WORK REQUIRED:
A verbatim repetition of the data below is requested, without images.

RECORDS FOR THIS TASK:
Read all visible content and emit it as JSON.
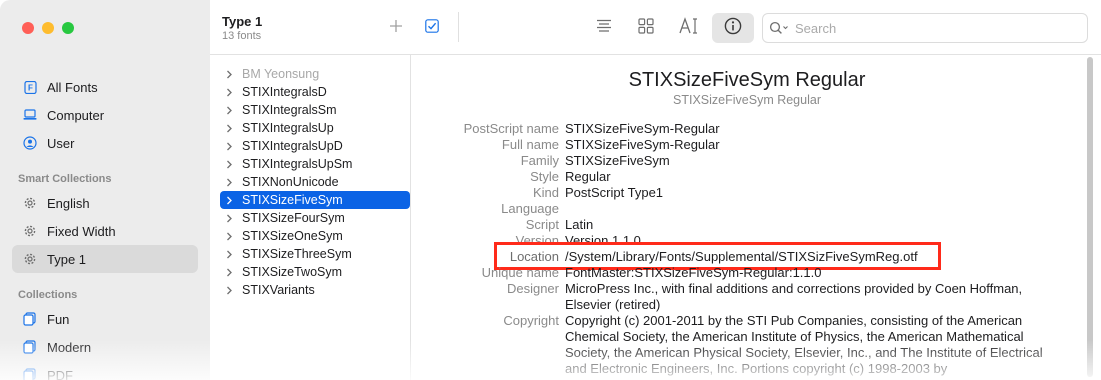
{
  "sidebar": {
    "items": [
      {
        "label": "All Fonts",
        "icon": "font-book-icon"
      },
      {
        "label": "Computer",
        "icon": "computer-icon"
      },
      {
        "label": "User",
        "icon": "user-icon"
      }
    ],
    "smart_header": "Smart Collections",
    "smart_items": [
      {
        "label": "English",
        "icon": "gear-icon"
      },
      {
        "label": "Fixed Width",
        "icon": "gear-icon"
      },
      {
        "label": "Type 1",
        "icon": "gear-icon",
        "selected": true
      }
    ],
    "collections_header": "Collections",
    "collection_items": [
      {
        "label": "Fun",
        "icon": "collection-icon"
      },
      {
        "label": "Modern",
        "icon": "collection-icon"
      },
      {
        "label": "PDF",
        "icon": "collection-icon"
      }
    ]
  },
  "toolbar": {
    "title": "Type 1",
    "subtitle": "13 fonts",
    "search_placeholder": "Search"
  },
  "fonts": [
    {
      "name": "BM Yeonsung",
      "dim": true
    },
    {
      "name": "STIXIntegralsD"
    },
    {
      "name": "STIXIntegralsSm"
    },
    {
      "name": "STIXIntegralsUp"
    },
    {
      "name": "STIXIntegralsUpD"
    },
    {
      "name": "STIXIntegralsUpSm"
    },
    {
      "name": "STIXNonUnicode"
    },
    {
      "name": "STIXSizeFiveSym",
      "selected": true
    },
    {
      "name": "STIXSizeFourSym"
    },
    {
      "name": "STIXSizeOneSym"
    },
    {
      "name": "STIXSizeThreeSym"
    },
    {
      "name": "STIXSizeTwoSym"
    },
    {
      "name": "STIXVariants"
    }
  ],
  "detail": {
    "title": "STIXSizeFiveSym Regular",
    "subtitle": "STIXSizeFiveSym Regular",
    "fields": [
      {
        "key": "PostScript name",
        "value": "STIXSizeFiveSym-Regular"
      },
      {
        "key": "Full name",
        "value": "STIXSizeFiveSym-Regular"
      },
      {
        "key": "Family",
        "value": "STIXSizeFiveSym"
      },
      {
        "key": "Style",
        "value": "Regular"
      },
      {
        "key": "Kind",
        "value": "PostScript Type1"
      },
      {
        "key": "Language",
        "value": ""
      },
      {
        "key": "Script",
        "value": "Latin"
      },
      {
        "key": "Version",
        "value": "Version 1.1.0"
      },
      {
        "key": "Location",
        "value": "/System/Library/Fonts/Supplemental/STIXSizFiveSymReg.otf"
      },
      {
        "key": "Unique name",
        "value": "FontMaster:STIXSizeFiveSym-Regular:1.1.0"
      },
      {
        "key": "Designer",
        "value": "MicroPress Inc., with final additions and corrections provided by Coen Hoffman, Elsevier (retired)"
      },
      {
        "key": "Copyright",
        "value": "Copyright (c) 2001-2011 by the STI Pub Companies, consisting of the American Chemical Society, the American Institute of Physics, the American Mathematical Society, the American Physical Society, Elsevier, Inc., and The Institute of Electrical and Electronic Engineers, Inc. Portions copyright (c) 1998-2003 by"
      }
    ]
  },
  "colors": {
    "accent": "#0b63e5",
    "highlight_border": "#ff2a1a",
    "sidebar_bg": "#ececec"
  }
}
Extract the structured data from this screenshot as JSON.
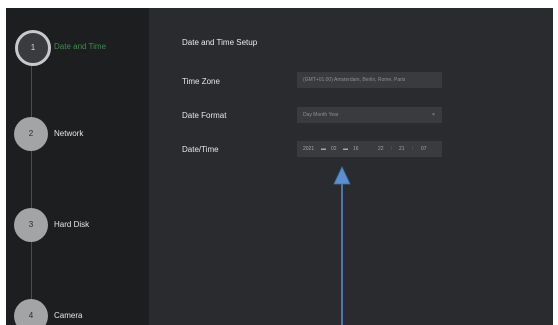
{
  "sidebar": {
    "steps": [
      {
        "number": "1",
        "label": "Date and Time"
      },
      {
        "number": "2",
        "label": "Network"
      },
      {
        "number": "3",
        "label": "Hard Disk"
      },
      {
        "number": "4",
        "label": "Camera"
      }
    ]
  },
  "main": {
    "title": "Date and Time Setup",
    "time_zone": {
      "label": "Time Zone",
      "value": "(GMT+01:00) Amsterdam, Berlin, Rome, Paris"
    },
    "date_format": {
      "label": "Date Format",
      "value": "Day Month Year"
    },
    "date_time": {
      "label": "Date/Time",
      "year": "2021",
      "month": "02",
      "day": "16",
      "hour": "22",
      "minute": "21",
      "second": "07"
    }
  },
  "colors": {
    "sidebar_bg": "#1d1e20",
    "content_bg": "#2a2b2f",
    "field_bg": "#3a3b3f",
    "active_step_text": "#3a8e4d",
    "annotation_arrow": "#5b8fd1"
  }
}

SOLUTION TO THE EXERCISE:
Read all visible content and emit it as JSON.
{
  "sidebar": {
    "items": [
      {
        "label": "All Fonts",
        "icon": "font-book-icon"
      },
      {
        "label": "Computer",
        "icon": "computer-icon"
      },
      {
        "label": "User",
        "icon": "user-icon"
      }
    ],
    "smart_header": "Smart Collections",
    "smart_items": [
      {
        "label": "English",
        "icon": "gear-icon"
      },
      {
        "label": "Fixed Width",
        "icon": "gear-icon"
      },
      {
        "label": "Type 1",
        "icon": "gear-icon",
        "selected": true
      }
    ],
    "collections_header": "Collections",
    "collection_items": [
      {
        "label": "Fun",
        "icon": "collection-icon"
      },
      {
        "label": "Modern",
        "icon": "collection-icon"
      },
      {
        "label": "PDF",
        "icon": "collection-icon"
      }
    ]
  },
  "toolbar": {
    "title": "Type 1",
    "subtitle": "13 fonts",
    "search_placeholder": "Search"
  },
  "fonts": [
    {
      "name": "BM Yeonsung",
      "dim": true
    },
    {
      "name": "STIXIntegralsD"
    },
    {
      "name": "STIXIntegralsSm"
    },
    {
      "name": "STIXIntegralsUp"
    },
    {
      "name": "STIXIntegralsUpD"
    },
    {
      "name": "STIXIntegralsUpSm"
    },
    {
      "name": "STIXNonUnicode"
    },
    {
      "name": "STIXSizeFiveSym",
      "selected": true
    },
    {
      "name": "STIXSizeFourSym"
    },
    {
      "name": "STIXSizeOneSym"
    },
    {
      "name": "STIXSizeThreeSym"
    },
    {
      "name": "STIXSizeTwoSym"
    },
    {
      "name": "STIXVariants"
    }
  ],
  "detail": {
    "title": "STIXSizeFiveSym Regular",
    "subtitle": "STIXSizeFiveSym Regular",
    "fields": [
      {
        "key": "PostScript name",
        "value": "STIXSizeFiveSym-Regular"
      },
      {
        "key": "Full name",
        "value": "STIXSizeFiveSym-Regular"
      },
      {
        "key": "Family",
        "value": "STIXSizeFiveSym"
      },
      {
        "key": "Style",
        "value": "Regular"
      },
      {
        "key": "Kind",
        "value": "PostScript Type1"
      },
      {
        "key": "Language",
        "value": ""
      },
      {
        "key": "Script",
        "value": "Latin"
      },
      {
        "key": "Version",
        "value": "Version 1.1.0"
      },
      {
        "key": "Location",
        "value": "/System/Library/Fonts/Supplemental/STIXSizFiveSymReg.otf"
      },
      {
        "key": "Unique name",
        "value": "FontMaster:STIXSizeFiveSym-Regular:1.1.0"
      },
      {
        "key": "Designer",
        "value": "MicroPress Inc., with final additions and corrections provided by Coen Hoffman, Elsevier (retired)"
      },
      {
        "key": "Copyright",
        "value": "Copyright (c) 2001-2011 by the STI Pub Companies, consisting of the American Chemical Society, the American Institute of Physics, the American Mathematical Society, the American Physical Society, Elsevier, Inc., and The Institute of Electrical and Electronic Engineers, Inc. Portions copyright (c) 1998-2003 by"
      }
    ]
  },
  "colors": {
    "accent": "#0b63e5",
    "highlight_border": "#ff2a1a",
    "sidebar_bg": "#ececec"
  }
}
Extract the structured data from this screenshot as JSON.
{
  "sidebar": {
    "steps": [
      {
        "number": "1",
        "label": "Date and Time"
      },
      {
        "number": "2",
        "label": "Network"
      },
      {
        "number": "3",
        "label": "Hard Disk"
      },
      {
        "number": "4",
        "label": "Camera"
      }
    ]
  },
  "main": {
    "title": "Date and Time Setup",
    "time_zone": {
      "label": "Time Zone",
      "value": "(GMT+01:00) Amsterdam, Berlin, Rome, Paris"
    },
    "date_format": {
      "label": "Date Format",
      "value": "Day Month Year"
    },
    "date_time": {
      "label": "Date/Time",
      "year": "2021",
      "month": "02",
      "day": "16",
      "hour": "22",
      "minute": "21",
      "second": "07"
    }
  },
  "colors": {
    "sidebar_bg": "#1d1e20",
    "content_bg": "#2a2b2f",
    "field_bg": "#3a3b3f",
    "active_step_text": "#3a8e4d",
    "annotation_arrow": "#5b8fd1"
  }
}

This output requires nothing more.